The company yesterday reported a sharp decline in sales volumes for the first half of 2009 as it struggled to cope in an “extremely difficult” market environment.
However, stable sales of plant sterol ingredients helped push up the overall performance of the group’s food ingredients division, and reflects a continued consumer demand for cholesterol-lowering foods, said Cognis.
The bulk of the declines were seen in the firm’s chemicals and construction businesses, which experienced “a real downturn in demand”, Cognis told NutraIngredients.com. In contrast, the more moderate sales decline in the group’s health and food ingredients division reflected a cautious approach from food and supplements producers, rather than a lower market demand for these products, said the firm.
Sales for Cognis’ Nutrition & Health division, which includes food and supplement ingredients as well as pharmaceutical ingredients, declined 8 per cent to €167m. Overall sales volumes in the first six months of 2009 declined by 15 per cent to €1,302m.
“We believe the lower sales in our Nutrition & Health division was a result of a de-stocking effect. Producers have been very cautious in the economic crisis and have been using up their existing stocks to very low levels before ordering new products.

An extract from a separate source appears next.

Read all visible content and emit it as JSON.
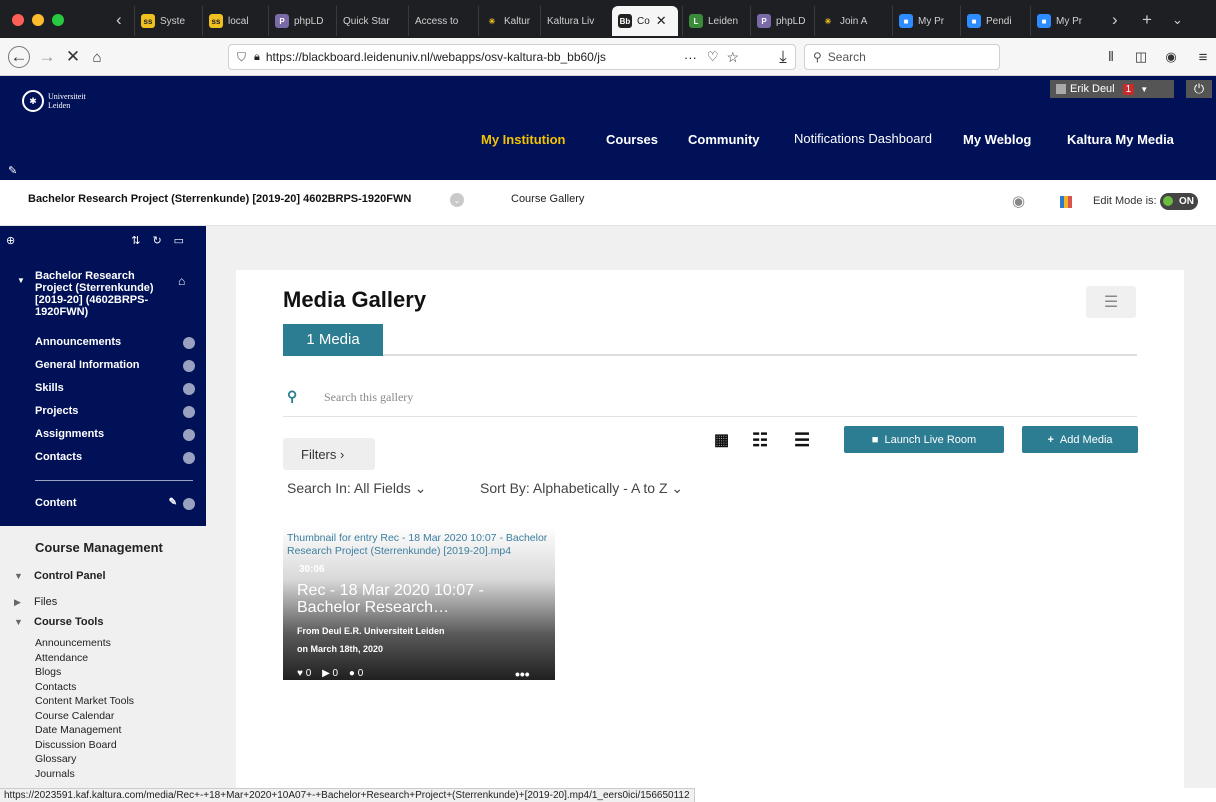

They’ve been reluctant to put in new orders because they didn’t know if consumer demand would get weaker,” said Susanne Marell, vice president of corporate communications at Cognis.
“But it’s really been a safety mechanism because if you look at market studies of how consumers behaved during this crisis there has not been much change,” she said.
The market studies tracked by the company have reflected its sales performance in different divisions, revealing “relatively stable” demand for consumer goods products. In contrast, demand for all industrial applications has fallen significantly.
Plant sterols and pharmaceutical ingredients performed particularly well within the six months, with demand remaining steady and holding up overall division sales.
“It seems that functional foods that lower cholesterol levels have been stable in consumer demand,” said Marell, adding that the most popular applications for plant sterols were primarily yoghurts and spreads.
Similarly, pharmaceutical ingredients continued to sell well as “demand for medicine is not dependent on economic cycles”.